With Rock’s termination, administrators also didn’t prioritize Earth Science Education majors, she said, critical at a time of dwindling resources, changing climate and water shortages.
She recently learned a graduate student will take over some of her labs after she’s gone, likely a move made after administrators realized those education majors need the course to graduate.
‘Helpless and lost’
Joe Allen, a West Fargo resident for 27 years, has a West Fargo zip code tattoo on his arm; his wife grew up in this area and still has many family members here.
But the couple and their two young children now live in Carbondale, Illinois, where Allen studies geology at Southern Illinois University following the fallout at NDSU.
With the move, he had to leave behind around $20,000 in scholarships.
Allen came late to college after giving up a job climbing cell towers due to health issues. He was found to have a congenital heart defect and underwent surgery last spring.
Before leaving NDSU, he was given the Green Hammer scholarship awarded to the school’s outstanding first-year geology major.
It may make sense for people who are well into their degree to stay and run it out, but as a freshman, it wasn’t a viable option for Allen.
“I realized that I was not going to have access or time in any kind of research project that was meaningful, and so getting a degree under those conditions felt empty,” he said.
Zoe Muccatira, 20, from Hoople, North Dakota, is one who is staying put at NDSU.
A third year geology major, she said she would have considered transferring to MSUM to finish her degree if she weren’t also seeking a major in biology.
“It just makes me feel sad that they don’t believe in my field and what my classmates are working towards when we work so hard,” she said.
For Tooz, leaving NDSU was tough because she felt a true sense of belonging in the geology program.
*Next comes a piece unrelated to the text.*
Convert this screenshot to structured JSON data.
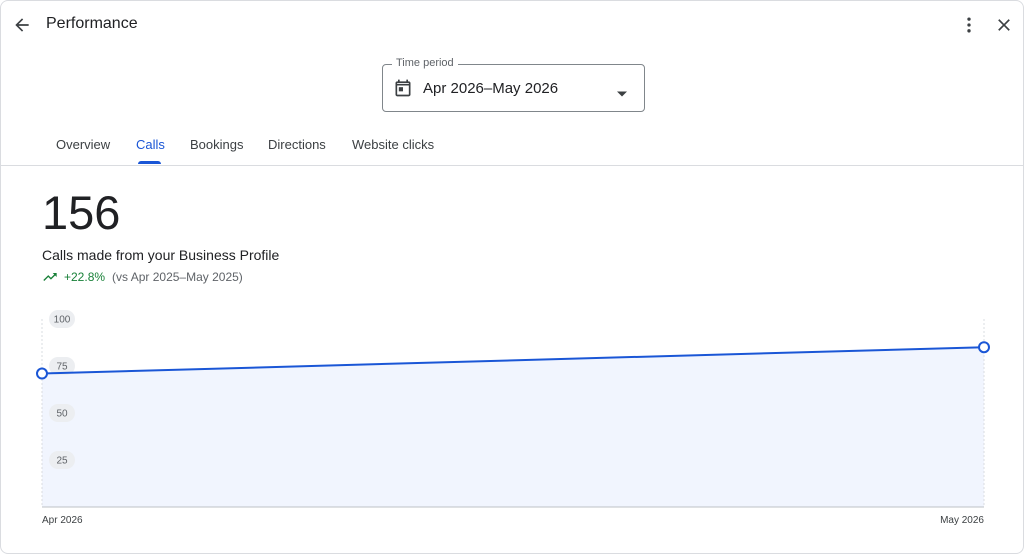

“It was being taken away from me and there was nothing I could do. And I just felt helpless and lost,” she said.
Had she stayed, Tooz could have made it through college without taking out any loans.
She said that won’t be possible now because UMD is more costly and she’s not saving money living at home, like she did while attending NDSU.
A ‘poor method of leadership’
The closing out of geosciences programs at NDSU also uprooted faculty.
Tackett said administrators first indicated the termination was highly unlikely but if it did happen, there would be at least a three-year phase out.
When she heard NDSU offered the bare minimum, one-year contract required by law for tenured faculty, she was dismayed.
“I think it’s a very poor method of leadership,” Tackett said.
Instead, she and a handful of others accepted a buy-out offer of one year’s salary and benefits. In exchange, they relinquished any future legal claims against the university.
Tackett is now a visiting professor at University of Missouri.
There, she’s working with research specimens recently brought back from New Zealand and finishing out a five year National Science Foundation career grant.
The unspent part of that grant went with her, a portion of which would have gone to NDSU, she said.
Kenneth Lepper, whose geology position will end in May, tells people he’s been “Transform-ed” out of a job, a reference to the budget-cutting initiative.
He said from his view, decisions have been made as if NDSU were a corporate structure, not a university.
“In many cases they haven’t even thought about how these decisions will play out for even a few months, let alone multiple years,” Lepper said.
In a state like North Dakota, where revenue comes from geologic resources and agriculture, it makes no sense to terminate geology programs, he said.
With Rock’s position also ending next spring, she’s picked up teaching jobs at MSUM and Concordia, but neither offers benefits.
She’s sad and hurt to leave a job she loves.
“I love so many people here, but at the same time the experiences that I’ve seen in the past months have been shocking to me,” she said.
Tackett said she’s concerned for her friends and colleagues who remain.
She fears dropping a STEM program like geology will have a negative impact on NDSU’s status as an R-1, high activity research university.
Source : Inforum